I have a friend I’ve known for years, I’ll call B. We get together once a blue moon for lunch. Even though our desk jobs aren’t close, we can each hike halfway to grab a bite and yak about sports, politics, whatever.
In the last year or so, when we get home and mention whom we lunched with, each of our wives will ask about the other. B’s wife, M, will ask how Mrs. Ombud is, and vice versa. More than half the time, we each say, “I don’t know, we didn’t talk about her.”
This is met with some matrimonial exasperation.

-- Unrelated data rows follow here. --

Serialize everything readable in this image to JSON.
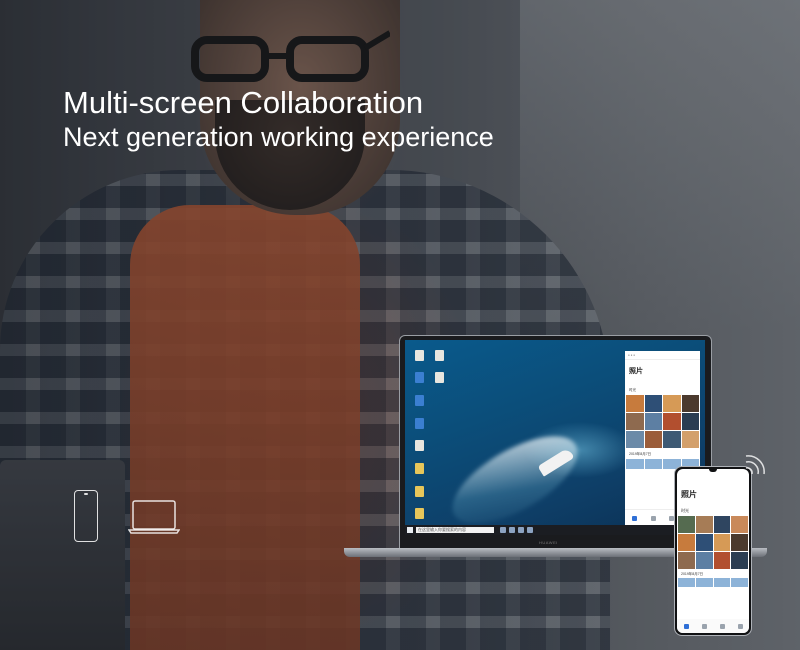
{
  "headline": "Multi-screen Collaboration",
  "subheadline": "Next generation working experience",
  "laptop": {
    "brand": "HUAWEI",
    "taskbar_search": "在这里输入你要搜索的内容",
    "mirror_window": {
      "title": "照片",
      "section": "时光",
      "date_label": "2019年8月7日"
    }
  },
  "phone": {
    "title": "照片",
    "section": "时光",
    "date_label": "2019年8月7日"
  },
  "icons": {
    "phone_outline": "phone-outline-icon",
    "laptop_outline": "laptop-outline-icon",
    "wireless_signal": "wireless-signal-icon"
  }
}
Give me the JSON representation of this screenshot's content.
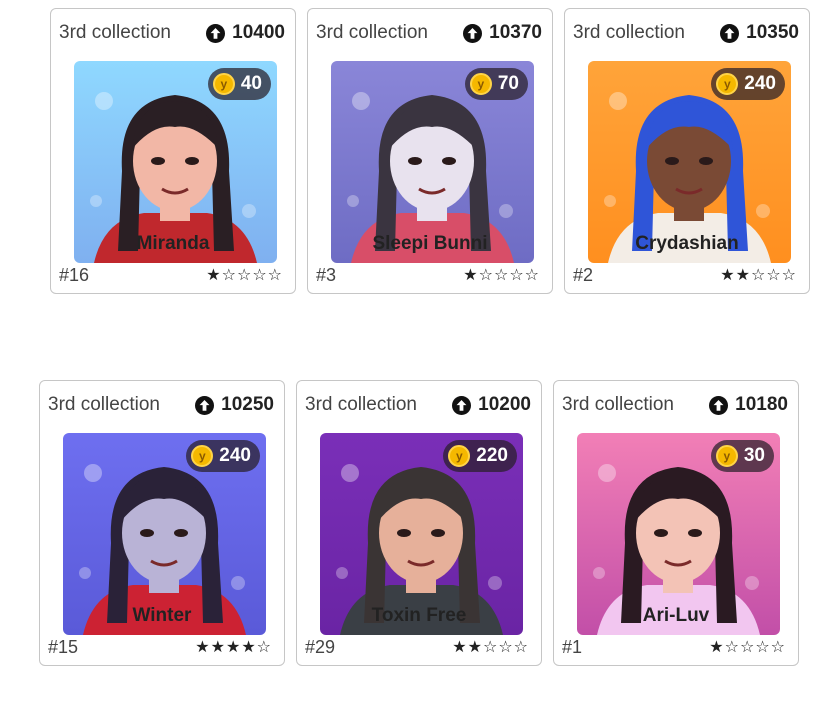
{
  "cards": [
    {
      "collection": "3rd collection",
      "score": "10400",
      "price": "40",
      "name": "Miranda",
      "rank": "#16",
      "stars": "★☆☆☆☆",
      "art": {
        "bg1": "#8fd8ff",
        "bg2": "#7fb0f0",
        "skin": "#f2b7a6",
        "hair": "#2a1f24",
        "cloth": "#c0282d"
      }
    },
    {
      "collection": "3rd collection",
      "score": "10370",
      "price": "70",
      "name": "Sleepi Bunni",
      "rank": "#3",
      "stars": "★☆☆☆☆",
      "art": {
        "bg1": "#8a86d8",
        "bg2": "#6e6cc4",
        "skin": "#e8e2ee",
        "hair": "#3a3440",
        "cloth": "#d84e68"
      }
    },
    {
      "collection": "3rd collection",
      "score": "10350",
      "price": "240",
      "name": "Crydashian",
      "rank": "#2",
      "stars": "★★☆☆☆",
      "art": {
        "bg1": "#ffa43a",
        "bg2": "#ff8f1f",
        "skin": "#7a4a35",
        "hair": "#2f55d8",
        "cloth": "#f3ede6"
      }
    },
    {
      "collection": "3rd collection",
      "score": "10250",
      "price": "240",
      "name": "Winter",
      "rank": "#15",
      "stars": "★★★★☆",
      "art": {
        "bg1": "#6e6ff0",
        "bg2": "#5a5ad8",
        "skin": "#b9b3d6",
        "hair": "#2a2238",
        "cloth": "#cc2233"
      }
    },
    {
      "collection": "3rd collection",
      "score": "10200",
      "price": "220",
      "name": "Toxin Free",
      "rank": "#29",
      "stars": "★★☆☆☆",
      "art": {
        "bg1": "#7a2fb8",
        "bg2": "#6a24a4",
        "skin": "#e6b09a",
        "hair": "#3a3434",
        "cloth": "#3a3f45"
      }
    },
    {
      "collection": "3rd collection",
      "score": "10180",
      "price": "30",
      "name": "Ari-Luv",
      "rank": "#1",
      "stars": "★☆☆☆☆",
      "art": {
        "bg1": "#f27fb6",
        "bg2": "#c24fa8",
        "skin": "#f3c3b6",
        "hair": "#2a1a22",
        "cloth": "#f2c6f0"
      }
    }
  ]
}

Which has in turn alchemized into some good-natured humor. I’ve pointed out to Mrs. Ombud that M must be fine, because B would tell me if she weren’t, right? And for the last half year, as soon as B comes in the door of the restaurant, he makes a point of saying “How’s Mrs. Ombud? There, now I can tell M that I asked.” And we laugh.
Recently, four of us got together for lunch at Little Joe’s, an SF place that has been around for years and is now across from the SF Chronicle building. Both B and M came, and also J — her husband went to college wth B, and we’ve known him and J for years, too.

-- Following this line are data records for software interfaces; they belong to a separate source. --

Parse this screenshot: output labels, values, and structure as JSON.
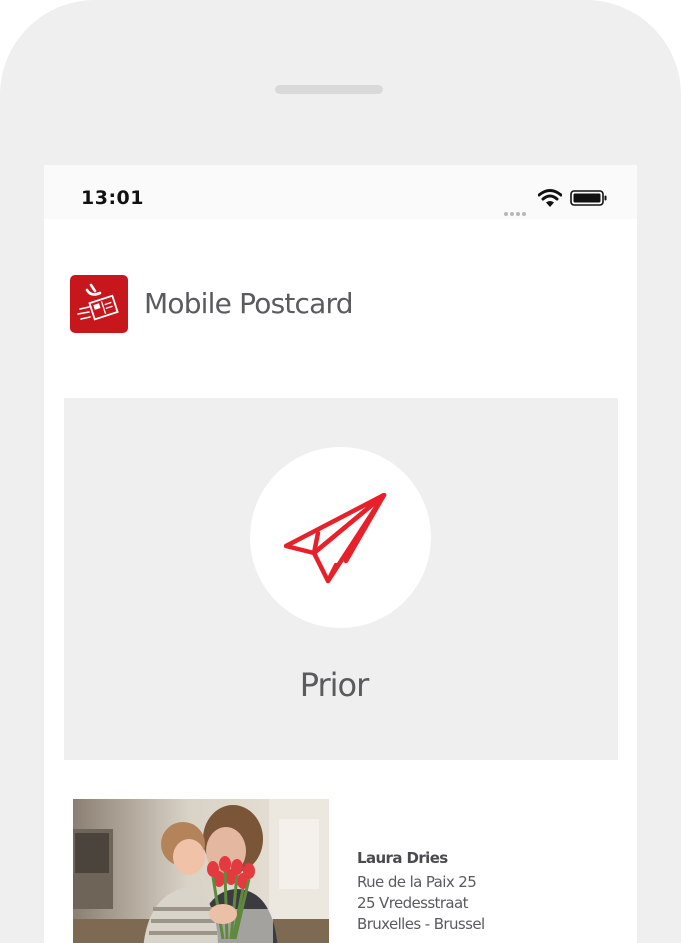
{
  "status_bar": {
    "time": "13:01"
  },
  "app": {
    "title": "Mobile Postcard",
    "logo_icon": "postcard-logo-icon",
    "brand_color": "#c8161d"
  },
  "option": {
    "label": "Prior",
    "icon": "paper-plane-icon",
    "icon_color": "#e8202a"
  },
  "recipient": {
    "name": "Laura Dries",
    "line1": "Rue de la Paix 25",
    "line2": "25 Vredesstraat",
    "line3": "Bruxelles - Brussel"
  }
}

We first knew Little Joe’s in North Beach, on Columbus Ave, and later when it moved to Broadway. The kind of place that always had bowls of garlic on the tables, with a sign saying “Italian breath mints.” Lots of good seafood and pasta and one of my favorite dishes — saltimbocca, which is Italian for something so good it “jumps” (salt) in your “mouth” (bocca). As I don’t like what is done to the little calves, I avoid veal and get the chicken saltimbocca.
So the four of us had a great lunch together. J told us about their recent trip to New Orleans, we made plans for later in the summer, talked about how wretched the Giants season is so far, etc. And about halfway through I realized that neither J nor M had asked about Mrs. Ombud. I smiled to myself, realizing what a chance I had. I admit, a couple times the conversation could have steered close, but I tried to keep it away.
When the check came, I ponied up my share of the bill and said I had to be getting back to the office. And then I took some pleasure in looking at B and saying, “well this was perfect. A good meal, good company, and all lunch long, nobody asked ‘how’s Mrs. Ombud?’” then turning to grin at M, I got up. B busted up laughing.
I could see it register on M’s face in three ways. First, her eyes got wide as she realized that she had forgotten to ask. Then, a little wider as she realized that she had forgotten to ask something she’d expected of B in the past, so this was going to double back on her. And finally, the realization that she had now lost the moral high ground on this one — that this might be grist for future milling and her window of opportunity was closing as I stepped away from the table.
As I headed for the door she blurted out, “How’s Mrs. Ombud?!!!” but it was too late. By the time I got to the door, she was laughing, too — to her credit.
And I laughed all the way down Fifth street, and as I turned on to Market.
Okay, it was a bit wicked of me. But only a little bit, don’t you think?